The 10 suburbs listed below – all in the eastern states which have seen the greatest property price rises – each have an astonishingly high percentage of unit rental properties.

Topping the list is Bowen Hills in inner Brisbane where a whopping 77 per cent of its housing stock is rented.

And the other suburbs are not far behind. What might be surprising is that most of these suburbs are in the city centres or in inner-city locations.

Traditionally, an owner or investor might think that such a location close to public transport with a full range of amenities at their door might guarantee a long-term price rise, or at the very least hold steady in its value.

But these figures reveal otherwise.

Anyone considering investing in Australian property should look at the number of unit rentals in a suburb as a gauge of how their property value might be impacted when times get tough.

The reality is that owners, as well as investors, can be impacted by higher volumes of housing stock, which places significant downward pressure on house prices.

Simply put, a seller’s market can turn into a buyer’s market.

In the US, the number of rentals in an area is a measured by “rental saturation”.

Investopedia says market saturation “arises when the volume of a product or service in a marketplace has been maximised in its current state”.

At the point of saturation, a company can only achieve further growth through new product improvements, by taking existing market share from competitors or through a rise in overall consumer demand.

In Australia, rental saturation is not commonly used as a metric when buying a property, but it should be – just as a buyer will check the median price and median rent charged in a suburb.

But the data is readily available and displayed on View.com.au, where the percentage of rentals, owned-outright and owned with a mortgage is presented against every property and sourced via ABS census data.

Very few experts saw the GFC of 2008 coming and the timing of the next one – if there is one – is anyone’s guess.

What we do know is that, in the 2008 GFC, the Australian suburbs which didn’t record a property price drop but held steady were those blue-chip suburbs where there was a high percentage of properties owned outright.

In the meantime we might see house values impacted by any changes to one of Australia’s favourite activities – negative gearing.

And negative gearing laws don’t even have to change; if there’s a sentiment that negative gearing might change, that might be enough for the market to “correct itself”.

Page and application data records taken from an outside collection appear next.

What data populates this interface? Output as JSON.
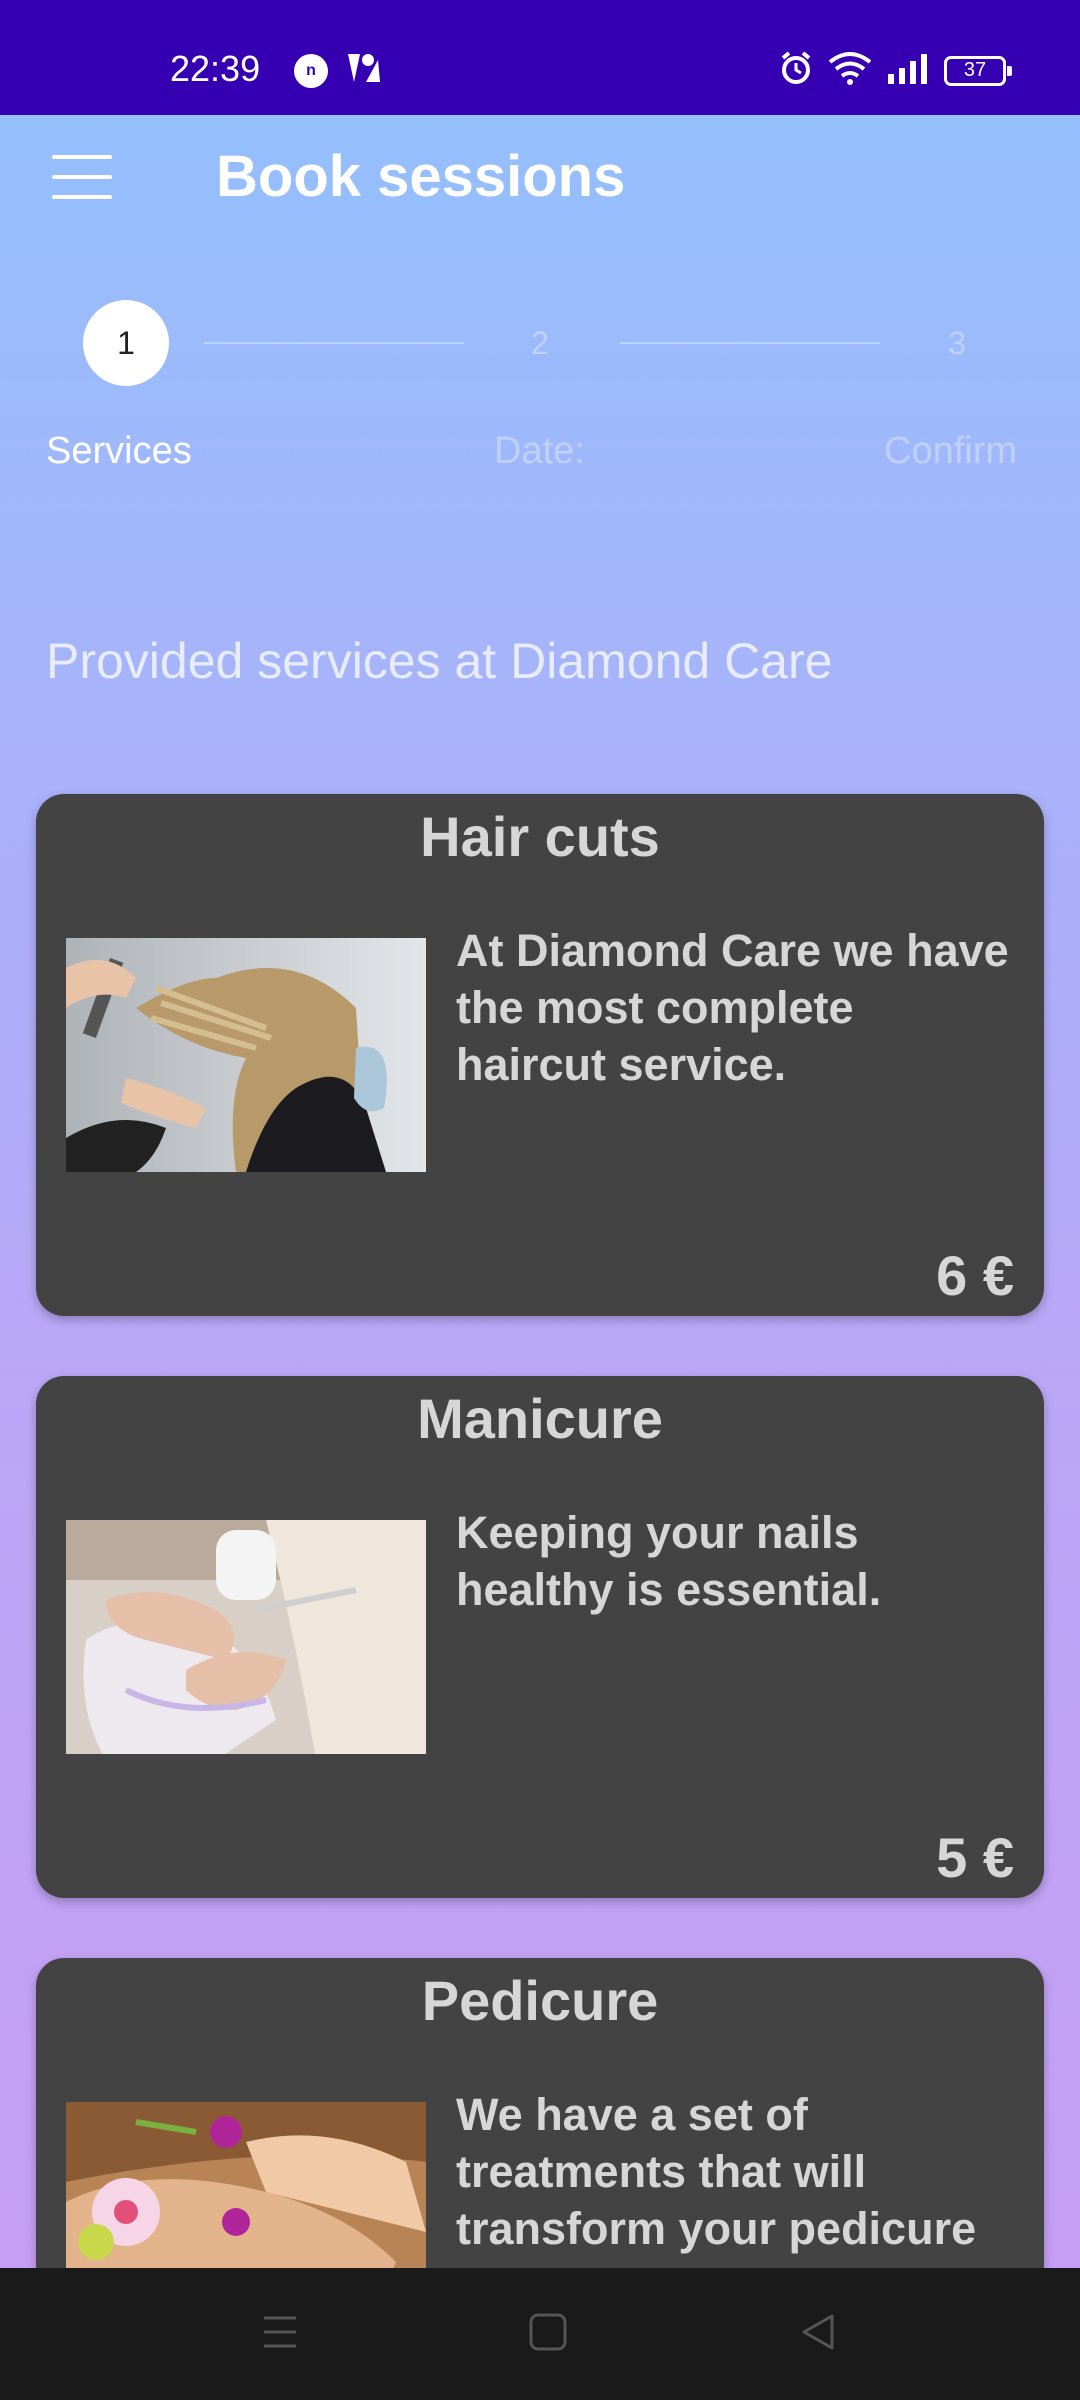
{
  "status_bar": {
    "time": "22:39",
    "notification_badge": "n",
    "battery": "37"
  },
  "app_bar": {
    "title": "Book sessions"
  },
  "stepper": {
    "steps": [
      {
        "number": "1",
        "label": "Services",
        "state": "active"
      },
      {
        "number": "2",
        "label": "Date:",
        "state": "inactive"
      },
      {
        "number": "3",
        "label": "Confirm",
        "state": "inactive"
      }
    ]
  },
  "section": {
    "heading": "Provided services at Diamond Care"
  },
  "services": [
    {
      "title": "Hair cuts",
      "description": "At Diamond Care we have the most complete haircut service.",
      "price": "6 €",
      "image_subject": "haircut-photo"
    },
    {
      "title": "Manicure",
      "description": "Keeping your nails healthy is essential.",
      "price": "5 €",
      "image_subject": "manicure-photo"
    },
    {
      "title": "Pedicure",
      "description": "We have a set of treatments that will transform your pedicure",
      "price": "",
      "image_subject": "pedicure-photo"
    }
  ],
  "colors": {
    "status_bar": "#3600b2",
    "card_bg": "#434343",
    "card_text": "#d6d6d6",
    "nav_bar": "#1a1a1a"
  }
}
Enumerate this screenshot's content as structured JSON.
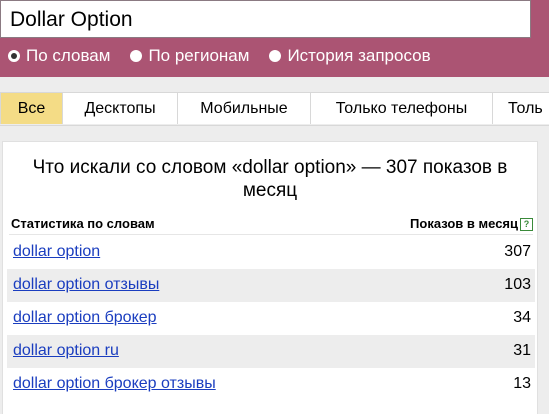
{
  "search": {
    "value": "Dollar Option"
  },
  "modes": [
    {
      "label": "По словам",
      "checked": true
    },
    {
      "label": "По регионам",
      "checked": false
    },
    {
      "label": "История запросов",
      "checked": false
    }
  ],
  "tabs": [
    {
      "label": "Все",
      "active": true
    },
    {
      "label": "Десктопы",
      "active": false
    },
    {
      "label": "Мобильные",
      "active": false
    },
    {
      "label": "Только телефоны",
      "active": false
    },
    {
      "label": "Толь",
      "active": false
    }
  ],
  "stats": {
    "heading": "Что искали со словом «dollar option» — 307 показов в месяц",
    "col_words": "Статистика по словам",
    "col_shows": "Показов в месяц",
    "help": "?",
    "rows": [
      {
        "phrase": "dollar option",
        "count": "307"
      },
      {
        "phrase": "dollar option отзывы",
        "count": "103"
      },
      {
        "phrase": "dollar option брокер",
        "count": "34"
      },
      {
        "phrase": "dollar option ru",
        "count": "31"
      },
      {
        "phrase": "dollar option брокер отзывы",
        "count": "13"
      }
    ]
  }
}
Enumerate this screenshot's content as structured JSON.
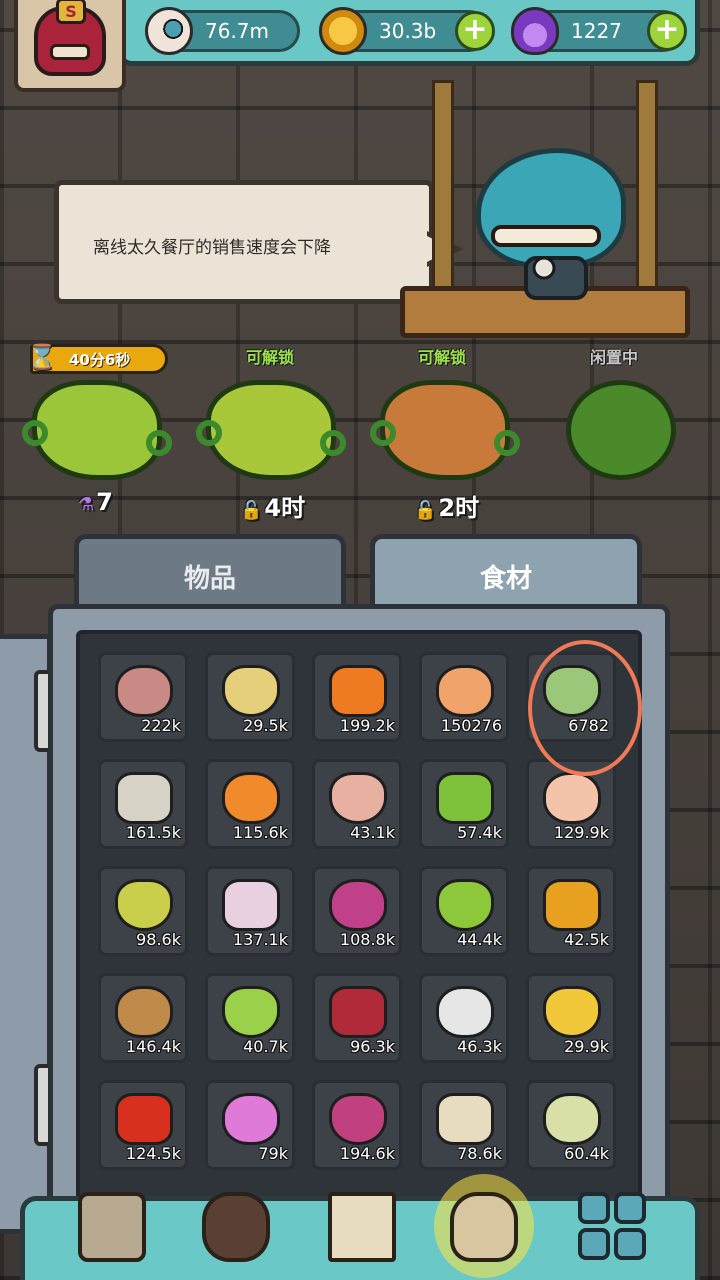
{
  "resources": [
    {
      "name": "eyeball",
      "value": "76.7m",
      "icon": "eyeball-icon",
      "color": "#e9d8cf"
    },
    {
      "name": "coin",
      "value": "30.3b",
      "icon": "coin-icon",
      "color": "#e9a81a"
    },
    {
      "name": "potion",
      "value": "1227",
      "icon": "potion-icon",
      "color": "#9b5ae0"
    }
  ],
  "add_symbol": "+",
  "avatar_badge": "S",
  "speech": "离线太久餐厅的销售速度会下降",
  "plants": [
    {
      "label": "",
      "timer": "40分6秒",
      "value": "7",
      "value_icon": "potion-icon",
      "color": "#9bc63a"
    },
    {
      "label": "可解锁",
      "value": "4时",
      "value_icon": "lock-icon",
      "color": "#a8c83a"
    },
    {
      "label": "可解锁",
      "value": "2时",
      "value_icon": "lock-icon",
      "color": "#c77a3a"
    },
    {
      "label": "闲置中",
      "value": "",
      "value_icon": "",
      "color": "#4a8a2a"
    }
  ],
  "tabs": [
    {
      "label": "物品",
      "active": false
    },
    {
      "label": "食材",
      "active": true
    }
  ],
  "ingredients": [
    {
      "name": "meatballs",
      "count": "222k",
      "color": "#c98a86"
    },
    {
      "name": "roots",
      "count": "29.5k",
      "color": "#e6cf7a"
    },
    {
      "name": "carrot",
      "count": "199.2k",
      "color": "#ee7a22"
    },
    {
      "name": "egg",
      "count": "150276",
      "color": "#f0a36a"
    },
    {
      "name": "leek",
      "count": "6782",
      "color": "#9bc77a"
    },
    {
      "name": "oyster",
      "count": "161.5k",
      "color": "#d7d2c6"
    },
    {
      "name": "mushroom",
      "count": "115.6k",
      "color": "#f08a2a"
    },
    {
      "name": "worms",
      "count": "43.1k",
      "color": "#e8b0a0"
    },
    {
      "name": "peas",
      "count": "57.4k",
      "color": "#7ec23a"
    },
    {
      "name": "drumstick",
      "count": "129.9k",
      "color": "#f3c4aa"
    },
    {
      "name": "avocado",
      "count": "98.6k",
      "color": "#c9cf4a"
    },
    {
      "name": "dragon-fruit",
      "count": "137.1k",
      "color": "#e8d0e0"
    },
    {
      "name": "onion",
      "count": "108.8k",
      "color": "#c0408a"
    },
    {
      "name": "kiwi",
      "count": "44.4k",
      "color": "#8cc83a"
    },
    {
      "name": "pepper",
      "count": "42.5k",
      "color": "#e8a020"
    },
    {
      "name": "mandrake",
      "count": "146.4k",
      "color": "#c08a4a"
    },
    {
      "name": "celery",
      "count": "40.7k",
      "color": "#9ad04a"
    },
    {
      "name": "pomegranate",
      "count": "96.3k",
      "color": "#b02a3a"
    },
    {
      "name": "sugar-cubes",
      "count": "46.3k",
      "color": "#e6e6e6"
    },
    {
      "name": "cheese",
      "count": "29.9k",
      "color": "#f0c83a"
    },
    {
      "name": "tomato",
      "count": "124.5k",
      "color": "#d8301e"
    },
    {
      "name": "pink-egg",
      "count": "79k",
      "color": "#e07ad8"
    },
    {
      "name": "sweet-potato",
      "count": "194.6k",
      "color": "#c04080"
    },
    {
      "name": "tofu",
      "count": "78.6k",
      "color": "#e8dcc0"
    },
    {
      "name": "cabbage",
      "count": "60.4k",
      "color": "#d8e0a8"
    }
  ],
  "nav": [
    {
      "name": "restaurant",
      "icon": "shop-icon",
      "selected": false
    },
    {
      "name": "monster",
      "icon": "monster-icon",
      "selected": false
    },
    {
      "name": "book",
      "icon": "book-icon",
      "selected": false
    },
    {
      "name": "bag",
      "icon": "bag-icon",
      "selected": true
    },
    {
      "name": "menu",
      "icon": "grid-icon",
      "selected": false
    }
  ]
}
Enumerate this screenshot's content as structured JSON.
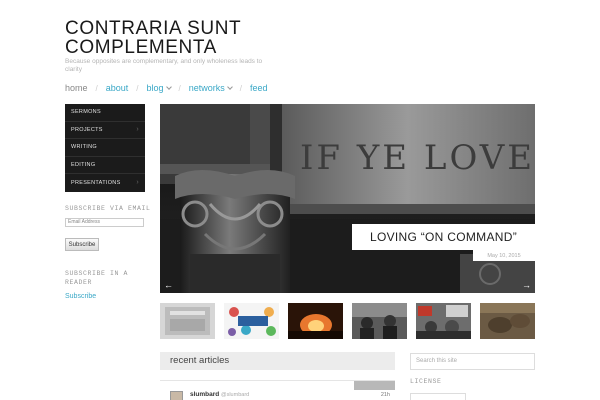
{
  "site": {
    "title": "CONTRARIA SUNT COMPLEMENTA",
    "tagline": "Because opposites are complementary, and only wholeness leads to clarity"
  },
  "nav": [
    {
      "label": "home",
      "has_caret": false
    },
    {
      "label": "about",
      "has_caret": false
    },
    {
      "label": "blog",
      "has_caret": true
    },
    {
      "label": "networks",
      "has_caret": true
    },
    {
      "label": "feed",
      "has_caret": false
    }
  ],
  "sidemenu": [
    {
      "label": "SERMONS",
      "arrow": false
    },
    {
      "label": "PROJECTS",
      "arrow": true
    },
    {
      "label": "WRITING",
      "arrow": false
    },
    {
      "label": "EDITING",
      "arrow": false
    },
    {
      "label": "PRESENTATIONS",
      "arrow": true
    }
  ],
  "subscribe_email": {
    "heading": "SUBSCRIBE VIA EMAIL",
    "placeholder": "Email Address",
    "button": "Subscribe"
  },
  "subscribe_reader": {
    "heading_line1": "SUBSCRIBE IN A",
    "heading_line2": "READER",
    "link": "Subscribe"
  },
  "slider": {
    "carved_text": "IF YE LOVE ME",
    "caption": "LOVING “ON COMMAND”",
    "date": "May 10, 2015",
    "prev_arrow": "←",
    "next_arrow": "→"
  },
  "recent": {
    "heading": "recent articles"
  },
  "tweet": {
    "name": "slumbard",
    "handle": "@slumbard",
    "time": "21h"
  },
  "search": {
    "placeholder": "Search this site"
  },
  "license": {
    "heading": "LICENSE"
  },
  "colors": {
    "accent": "#3aa8c7",
    "menu_bg": "#1b1b1b"
  }
}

Basically, that’s a polite way of saying that investors might start selling their rental properties if they think those tax breaks might be threatened.

Australia's most vulnerable suburbs